More than a year after a restaurant gas explosion killed 11 people and injured 42 others, closing arguments have been heard in a trial to hold several defendants responsible for what happened.
During the two-part proceedings, defense attorneys argued that the prosecutor had failed to arrest “the real culprit.”
Meanwhile, lawyers for the victims of the blast petitioned for millions of riyals in compensation for their clients.
After accepting the attorneys’ arguments, a judge said he would deliver the court’s verdict on July 29.
Four on trial
On the morning of Feb. 27, 2014, a powerful explosion ripped through Istanbul Restaurant – a Turkish eatery located in a petrol station complex next to Landmark Mall – killing 11 people and injuring 42 others.
The restaurant was closed at the time. An investigation found that the gas leading to a pizza oven had been left on overnight and was ignited by a spark from a refrigerator inside the restaurant.
Four men were charged with involuntary manslaughter, involuntary/accidental harm and the damaging of property belonging to others.
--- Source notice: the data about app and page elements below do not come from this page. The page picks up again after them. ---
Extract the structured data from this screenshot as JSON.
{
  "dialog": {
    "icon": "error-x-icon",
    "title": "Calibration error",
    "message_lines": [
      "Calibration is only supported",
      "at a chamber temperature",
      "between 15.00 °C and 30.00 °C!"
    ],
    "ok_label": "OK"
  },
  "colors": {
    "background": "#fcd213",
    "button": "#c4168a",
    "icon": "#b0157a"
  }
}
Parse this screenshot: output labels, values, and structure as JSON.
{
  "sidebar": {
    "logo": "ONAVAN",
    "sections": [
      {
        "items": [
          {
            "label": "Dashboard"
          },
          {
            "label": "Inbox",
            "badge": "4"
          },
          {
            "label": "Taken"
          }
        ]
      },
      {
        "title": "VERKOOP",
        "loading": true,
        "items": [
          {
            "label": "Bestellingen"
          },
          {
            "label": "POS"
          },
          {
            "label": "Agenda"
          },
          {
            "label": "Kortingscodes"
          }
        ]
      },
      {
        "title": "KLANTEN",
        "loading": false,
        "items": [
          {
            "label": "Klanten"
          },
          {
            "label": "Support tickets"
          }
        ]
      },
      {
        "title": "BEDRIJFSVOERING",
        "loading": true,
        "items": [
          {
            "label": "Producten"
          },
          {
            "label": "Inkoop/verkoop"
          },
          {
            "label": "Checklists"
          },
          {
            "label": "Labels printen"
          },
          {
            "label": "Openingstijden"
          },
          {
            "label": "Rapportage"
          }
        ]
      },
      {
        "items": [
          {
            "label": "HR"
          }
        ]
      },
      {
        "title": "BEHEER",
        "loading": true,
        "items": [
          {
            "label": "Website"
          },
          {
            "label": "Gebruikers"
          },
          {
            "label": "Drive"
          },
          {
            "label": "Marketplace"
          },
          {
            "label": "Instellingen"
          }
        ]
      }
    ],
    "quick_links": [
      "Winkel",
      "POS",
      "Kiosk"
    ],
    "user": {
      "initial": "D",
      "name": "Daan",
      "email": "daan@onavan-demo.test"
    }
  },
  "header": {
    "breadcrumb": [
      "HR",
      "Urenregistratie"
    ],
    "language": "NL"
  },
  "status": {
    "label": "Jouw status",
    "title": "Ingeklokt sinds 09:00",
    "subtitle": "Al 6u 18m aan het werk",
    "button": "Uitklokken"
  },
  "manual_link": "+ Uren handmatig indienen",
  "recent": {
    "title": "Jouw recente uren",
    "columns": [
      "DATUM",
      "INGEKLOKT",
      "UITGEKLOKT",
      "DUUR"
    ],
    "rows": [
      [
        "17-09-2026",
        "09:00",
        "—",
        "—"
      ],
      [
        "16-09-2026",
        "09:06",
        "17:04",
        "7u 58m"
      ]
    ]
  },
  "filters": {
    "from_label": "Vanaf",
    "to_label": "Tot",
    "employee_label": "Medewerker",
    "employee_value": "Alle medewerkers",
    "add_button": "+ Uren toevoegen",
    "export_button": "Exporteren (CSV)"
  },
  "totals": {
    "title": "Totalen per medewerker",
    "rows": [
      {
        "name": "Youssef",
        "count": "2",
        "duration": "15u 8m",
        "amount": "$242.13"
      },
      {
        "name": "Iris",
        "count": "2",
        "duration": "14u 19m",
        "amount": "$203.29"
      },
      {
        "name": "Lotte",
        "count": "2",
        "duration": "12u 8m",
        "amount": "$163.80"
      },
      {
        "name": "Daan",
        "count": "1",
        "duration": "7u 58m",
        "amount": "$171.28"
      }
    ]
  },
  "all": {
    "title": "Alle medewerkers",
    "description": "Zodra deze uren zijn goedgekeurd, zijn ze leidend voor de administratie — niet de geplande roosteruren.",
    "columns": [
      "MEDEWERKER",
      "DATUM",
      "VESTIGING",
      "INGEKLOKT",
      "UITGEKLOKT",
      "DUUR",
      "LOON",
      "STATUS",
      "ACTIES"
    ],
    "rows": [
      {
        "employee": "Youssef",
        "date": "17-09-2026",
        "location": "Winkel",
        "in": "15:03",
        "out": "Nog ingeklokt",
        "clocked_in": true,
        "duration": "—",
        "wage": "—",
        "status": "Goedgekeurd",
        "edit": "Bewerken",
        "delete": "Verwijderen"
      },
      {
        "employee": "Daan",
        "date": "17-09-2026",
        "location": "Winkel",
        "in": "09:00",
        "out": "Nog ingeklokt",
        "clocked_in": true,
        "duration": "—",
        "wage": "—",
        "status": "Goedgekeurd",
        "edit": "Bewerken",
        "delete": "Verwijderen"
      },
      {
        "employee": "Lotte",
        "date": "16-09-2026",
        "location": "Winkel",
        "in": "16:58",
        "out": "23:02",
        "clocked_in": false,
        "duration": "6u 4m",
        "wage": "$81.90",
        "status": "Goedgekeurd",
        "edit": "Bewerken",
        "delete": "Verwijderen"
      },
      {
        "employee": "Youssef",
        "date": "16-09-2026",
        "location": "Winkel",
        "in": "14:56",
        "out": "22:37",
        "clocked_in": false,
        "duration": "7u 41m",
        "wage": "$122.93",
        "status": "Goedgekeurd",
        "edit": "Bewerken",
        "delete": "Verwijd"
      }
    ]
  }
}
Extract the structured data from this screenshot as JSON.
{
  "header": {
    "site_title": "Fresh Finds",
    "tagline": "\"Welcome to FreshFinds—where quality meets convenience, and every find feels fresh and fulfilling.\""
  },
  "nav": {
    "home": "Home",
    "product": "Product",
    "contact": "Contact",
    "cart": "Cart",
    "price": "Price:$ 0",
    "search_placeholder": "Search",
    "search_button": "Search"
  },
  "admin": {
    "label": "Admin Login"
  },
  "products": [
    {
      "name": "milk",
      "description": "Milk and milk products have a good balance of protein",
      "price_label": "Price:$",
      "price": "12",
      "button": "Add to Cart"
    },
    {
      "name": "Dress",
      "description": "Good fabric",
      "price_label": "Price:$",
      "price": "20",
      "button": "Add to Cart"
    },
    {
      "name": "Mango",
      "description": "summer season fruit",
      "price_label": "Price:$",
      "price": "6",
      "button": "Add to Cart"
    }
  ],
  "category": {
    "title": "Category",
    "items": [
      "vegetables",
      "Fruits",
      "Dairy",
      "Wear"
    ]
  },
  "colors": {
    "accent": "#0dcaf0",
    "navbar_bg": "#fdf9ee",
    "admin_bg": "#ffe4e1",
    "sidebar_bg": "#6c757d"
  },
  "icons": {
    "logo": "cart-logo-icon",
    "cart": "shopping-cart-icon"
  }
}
All were released from custody and have pled not guilty. They include:
- A Woqod supervisor accused of failing to tell the company’s distribution department to stop supplying the restaurant with gas as maintenance work was carried out there;
- A Qatar Gas supervisor accused of connecting the restaurant’s new gas line without seeking a safety compliance certificate;
- The restaurant’s baker, who is alleged to have failed to turn off the gas valve of the oven; and
- The restaurant’s accountant, who is accused of not checking to make sure all the gas valves in the restaurant were securely closed before leaving for the night.
During his closing arguments, the defense lawyer representing the Qatar Gas employee argued that his client wasn’t the one who connected the gas line.
Instead, the attorney asserted that the fault lies with the restaurant’s manager, who instructed one of his employees to hook up the gas.
This task was done improperly and without the required Woqod inspections, which the restaurant – not Qatar Gas – failed to schedule.
“(The restaurant manager is) the real culprit. He should be on trial. I don’t understand why the prosecutor did not bring him on trial,” the lawyer told the court.
According to previous testimony, Istanbul Restaurant’s gas lines were overhauled by the Qatar Gas Group to comply with new Civil Defense standards introduced after the deadly 2012 Villaggio mall fire.
The maintenance was completed on Jan. 14, 2014. Woqod was then notified to perform an inspection of the work, which was required before Qatar Gas could reconnect the restaurant’s gas lines to its rooftop tank.
This month, the lawyer representing the Qatar Gas supervisor questioned whether that inspection ever actually happened, and alleged that the tank was connected by restaurant employees.
Days after this apparently took place, the Qatar Gas defendant received a call from the restaurant manager telling him that there was a gas leak. He visited Istanbul Restaurant on Jan. 18 and found that the gas tank was leaking because all the valves were open, including one that should have been closed at all times except during maintenance, according to the attorney.
The Qatar Gas supervisor closed the valves and scolded the restaurant worker who performed the unauthorized hook-up.
The defense lawyer noted that investigators who inspected the gas equipment in the aftermath of the explosion found that the same valve had been left open and suggested that the restaurant staff improperly connected the gas lines a second time after he left, leading to the explosion.
In theory, the restaurant should not have been receiving new gas deliveries during this period because it did not have the proper safety certificates.
However, Woqod refilled the restaurant’s 1,000-liter rooftop tank the morning of the explosion because, prosecutors allege, the Woqod supervisor on trial failed to tell the company’s distribution department to halt deliveries.
For his part, the lawyer representing the Woqod employee argued that there was no relationship between his client’s actions and the explosion and asked that he be found not guilty. Similarly, the lawyer representing the two Istanbul Restaurant employees also submitted written arguments.
The court also heard from lawyers representing the victims of the explosions, their families and the owners of property damaged in the blast.
They’re asking that the criminal court refer their claim to Qatar’s civil court system, a necessary step to pursue financial compensation lawsuits.
While the monetary value of each claim is not known, one lawyer said he was seeking QR15.12 million (US$4.15 million). That suggests the total sum sought by all claimants is much higher.